◆ **Exercise directions**: From the line bearing "What's the underlying" down to the final line of the records below, give every line again exactly and add nothing.
====================
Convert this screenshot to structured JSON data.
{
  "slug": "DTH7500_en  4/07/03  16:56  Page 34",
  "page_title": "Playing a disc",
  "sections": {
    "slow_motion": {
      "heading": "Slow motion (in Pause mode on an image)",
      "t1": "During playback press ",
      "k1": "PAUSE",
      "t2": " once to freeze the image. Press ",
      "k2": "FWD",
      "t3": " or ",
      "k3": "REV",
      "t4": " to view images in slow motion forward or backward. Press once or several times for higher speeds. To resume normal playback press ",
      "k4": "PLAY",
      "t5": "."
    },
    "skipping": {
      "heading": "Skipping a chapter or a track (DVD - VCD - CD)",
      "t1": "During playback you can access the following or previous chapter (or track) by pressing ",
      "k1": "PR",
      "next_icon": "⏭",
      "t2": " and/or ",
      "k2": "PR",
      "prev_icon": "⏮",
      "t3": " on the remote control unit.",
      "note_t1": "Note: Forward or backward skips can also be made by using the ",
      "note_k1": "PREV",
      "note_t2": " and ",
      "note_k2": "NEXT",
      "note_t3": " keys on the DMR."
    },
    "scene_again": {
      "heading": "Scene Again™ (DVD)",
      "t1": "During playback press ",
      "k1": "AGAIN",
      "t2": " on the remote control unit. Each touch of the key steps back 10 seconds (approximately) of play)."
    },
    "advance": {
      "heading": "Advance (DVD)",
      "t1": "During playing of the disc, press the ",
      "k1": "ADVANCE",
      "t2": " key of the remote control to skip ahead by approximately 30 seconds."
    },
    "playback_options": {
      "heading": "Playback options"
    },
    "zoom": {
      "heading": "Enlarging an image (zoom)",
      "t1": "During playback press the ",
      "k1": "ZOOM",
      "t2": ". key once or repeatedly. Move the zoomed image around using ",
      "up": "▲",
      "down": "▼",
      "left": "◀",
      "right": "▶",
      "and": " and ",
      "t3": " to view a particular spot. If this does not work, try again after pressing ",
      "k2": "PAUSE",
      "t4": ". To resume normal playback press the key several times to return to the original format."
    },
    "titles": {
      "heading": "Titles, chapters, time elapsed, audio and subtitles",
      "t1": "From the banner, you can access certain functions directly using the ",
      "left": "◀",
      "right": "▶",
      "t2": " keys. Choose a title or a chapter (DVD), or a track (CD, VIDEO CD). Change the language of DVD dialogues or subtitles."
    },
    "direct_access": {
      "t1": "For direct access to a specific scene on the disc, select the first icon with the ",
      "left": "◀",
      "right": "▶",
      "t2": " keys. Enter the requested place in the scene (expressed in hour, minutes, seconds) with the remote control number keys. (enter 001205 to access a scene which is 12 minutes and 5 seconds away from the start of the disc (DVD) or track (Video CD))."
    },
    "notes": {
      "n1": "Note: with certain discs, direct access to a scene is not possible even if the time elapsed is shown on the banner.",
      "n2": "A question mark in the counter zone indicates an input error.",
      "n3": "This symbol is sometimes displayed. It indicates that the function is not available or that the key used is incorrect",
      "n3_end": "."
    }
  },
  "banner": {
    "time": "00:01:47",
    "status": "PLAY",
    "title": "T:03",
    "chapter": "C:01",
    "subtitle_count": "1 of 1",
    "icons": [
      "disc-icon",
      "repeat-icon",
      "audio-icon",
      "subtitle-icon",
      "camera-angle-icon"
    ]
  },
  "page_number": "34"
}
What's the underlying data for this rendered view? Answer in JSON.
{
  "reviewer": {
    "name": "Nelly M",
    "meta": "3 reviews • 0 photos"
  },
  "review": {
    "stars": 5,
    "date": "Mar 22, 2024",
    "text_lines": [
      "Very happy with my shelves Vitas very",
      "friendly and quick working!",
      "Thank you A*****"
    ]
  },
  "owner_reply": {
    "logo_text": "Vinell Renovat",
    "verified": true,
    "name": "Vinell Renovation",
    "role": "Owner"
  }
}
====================
◆ **Solution to the problem**:
What's the underlying data for this rendered view? Answer in JSON.
{
  "reviewer": {
    "name": "Nelly M",
    "meta": "3 reviews • 0 photos"
  },
  "review": {
    "stars": 5,
    "date": "Mar 22, 2024",
    "text_lines": [
      "Very happy with my shelves Vitas very",
      "friendly and quick working!",
      "Thank you A*****"
    ]
  },
  "owner_reply": {
    "logo_text": "Vinell Renovat",
    "verified": true,
    "name": "Vinell Renovation",
    "role": "Owner"
  }
}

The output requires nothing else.